Well, recently, I've been buying Canadian. My selection isn't large at my local grocery stores, but there is a version of a malomar type cookie called Whippets by a company named Dare. Not only do I know it's from a safe facility, my daughter really likes them. And, she can learn French from the packaging. And, I love it, the cookies are not covered in chocolate as we Americans might say, they are "enrobed."

Riddle me this - I can find nearby Latino groceries and various Asian groceries, but why are there no Canadian grocery stores? I guess the two Canadians I know do not make a large enough population to justify the cost. Or maybe it's because Canadian food is pretty much the same, except for the nut free facility thing.

Ooooo...my husband goes to Detriot on business, I should send him with a shopping list. As I'm sure you know, the nearest foreign country south of Detriot is Canada.

6 comments:

The Solley Five said...

I miss you. sigh. When I read this I just pretend I'm listening to you tell it under the tree at park day. And then I put in a witty comment from Mona about Palin's hair relating to the peanut allergy and tying in a dirty joke so that our whole funny world comes back to us in one neat comment. Sigh. I miss you guys. We'll come for a visit next summer.

Marjorie said...

I miss you, too. Park day is not the same, though there is a lot of knitting going on.

Lisa said...

Hi Marjorie,

I found this post when I visited your blog and pulled up the allergy references.

We are Canadian, and I have a peanut allergic child. We are so fortunate to have good labeling laws here, as well as a number of local business that have made a point of providing peanut free products.

I thought I'd pass along the links to you. If you, and other Americans, push to find these products in your grocery stores, it is more likely that these business will thrive and flourish.

As well, it might make American manufacturers take note and start producing peanut free products there too.

You've already mentioned Dare (http://www.darefoods.com/default.aspx?lang=en). I've noticed when travelling in the States that you only get a couple of varieties of Dare cookies.

They actually have a huge product line of peanut-free goodies -- cookies, crackers, candy, lunchbox items, etc. It's a great company -- family owned too (which is rare these days).

Another great company is Chapman's (http://www.chapmans.on.ca/). They are another family-owned company that makes truly wonderful ice cream and ice treats. They distribute across Canada, but I'm not sure about the States.

This last link is for No-Nuts Pea Spread (http://www.peabutter.ca/). I am a peanut butter lover, which is probably why my son has an allergy, as I ate it while he was in utero -- before I read that that was a bad thing :-(. After I had to give up peanut butter (we don't keep it, or any other "unsafe" products in the house), I tried various nut and soy butters, but they were uniformly horrible.
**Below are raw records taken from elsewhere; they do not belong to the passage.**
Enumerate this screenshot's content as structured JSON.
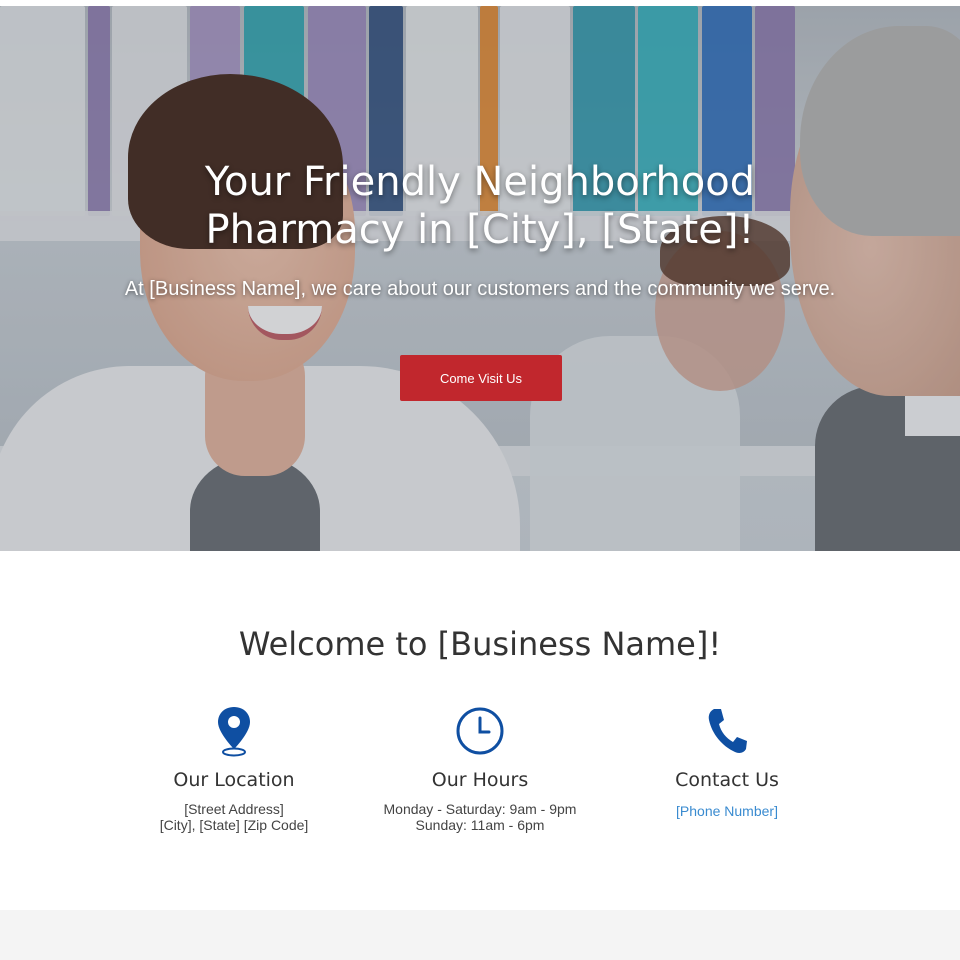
{
  "hero": {
    "title_line1": "Your Friendly Neighborhood",
    "title_line2": "Pharmacy in [City], [State]!",
    "subtitle": "At [Business Name], we care about our customers and the community we serve.",
    "cta_label": "Come Visit Us"
  },
  "welcome": {
    "title": "Welcome to [Business Name]!"
  },
  "features": [
    {
      "icon": "map-pin-icon",
      "heading": "Our Location",
      "lines": [
        "[Street Address]",
        "[City], [State] [Zip Code]"
      ]
    },
    {
      "icon": "clock-icon",
      "heading": "Our Hours",
      "lines": [
        "Monday - Saturday: 9am - 9pm",
        "Sunday: 11am - 6pm"
      ]
    },
    {
      "icon": "phone-icon",
      "heading": "Contact Us",
      "link": "[Phone Number]"
    }
  ],
  "colors": {
    "accent_red": "#c1272d",
    "icon_blue": "#0f4fa2",
    "link_blue": "#3a8bd0",
    "footer_gray": "#f4f4f4"
  }
}
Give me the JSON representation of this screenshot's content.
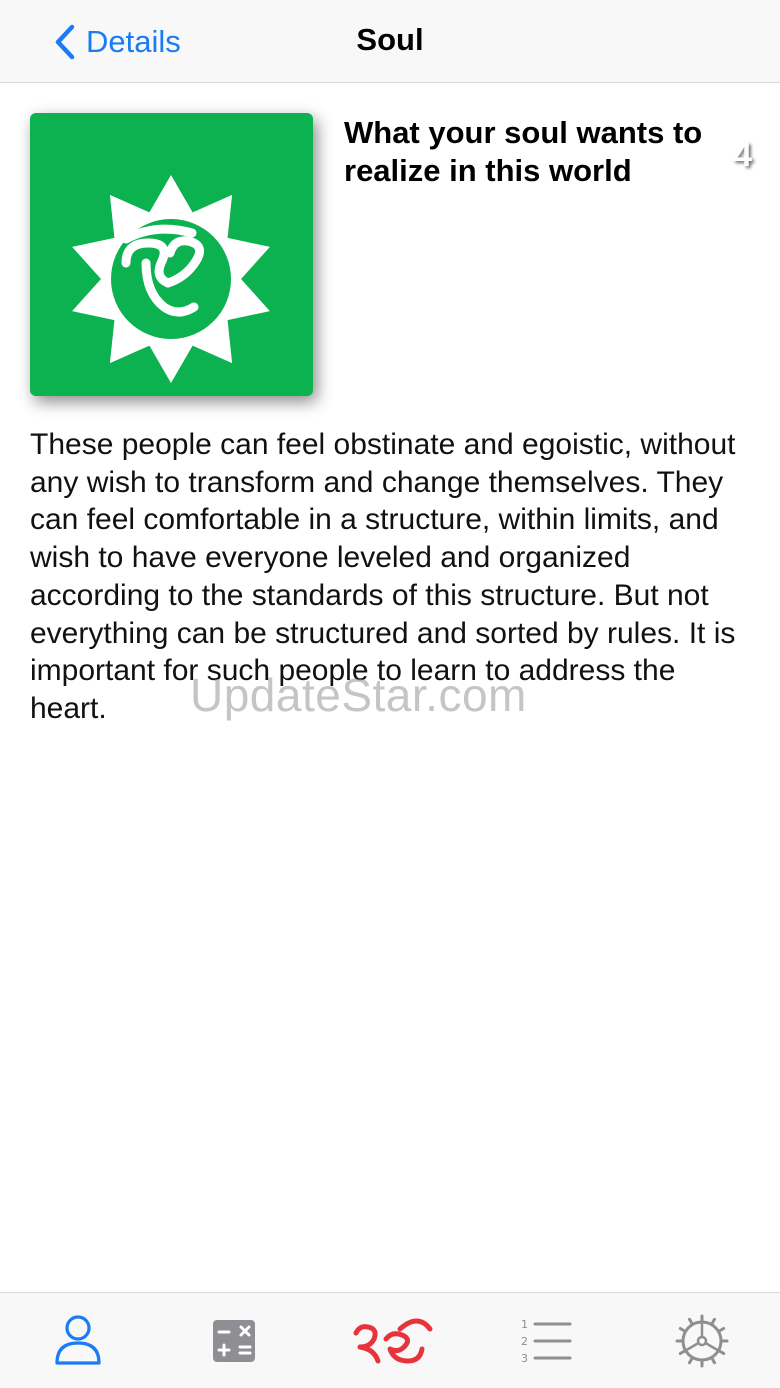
{
  "navbar": {
    "back_label": "Details",
    "title": "Soul"
  },
  "card": {
    "number": "4",
    "background": "#0cb150"
  },
  "content": {
    "heading": "What your soul wants to realize in this world",
    "body": "These people can feel obstinate and egoistic, without any wish to transform and change themselves. They can feel comfortable in a structure, within limits, and wish to have everyone leveled and organized according to the standards of this structure. But not everything can be structured and sorted by rules. It is important for such people to learn to address the heart."
  },
  "watermark": "UpdateStar.com",
  "tabbar": {
    "tabs": [
      {
        "icon": "person-icon",
        "selected": true
      },
      {
        "icon": "calculator-icon",
        "selected": false
      },
      {
        "icon": "ik-onkar-icon",
        "selected": false
      },
      {
        "icon": "numbered-list-icon",
        "selected": false
      },
      {
        "icon": "settings-gear-icon",
        "selected": false
      }
    ]
  },
  "colors": {
    "accent": "#1a7cf5",
    "card_green": "#0cb150",
    "ik_onkar_red": "#e8323c",
    "inactive_icon": "#8e8e93"
  }
}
This stuff, however, tastes like the real thing. You can make PB & J sandwiches, or PB cookies without noticing a difference at all.

I don't know if you can get these things down there, or if you could lobby to have your grocer stock them. The first two companies are widely stocked here, but the pea butter is only available at certain grocery stores, even here.

Hope that helps!

Lisa

Lisa said...

BTW, since my sign-in account didn't link my website, I'll post it here so you know who I am: www.keenkidsathome.wordpress.com. (You visited me there recently, which is how I found your blog.)

Marjorie2 said...

Thanks! I'm sorry, my comments were going to an account I rarely check -- I've changed that and hope to be on top of things more.
May I take your comments and turn them into a post, giving you credit and linking back? You've provided so much great information, I don't like having it hidden in the comments.
Thank you!

Lisa said...

Sure Marjorie. Happy to help!

Lisa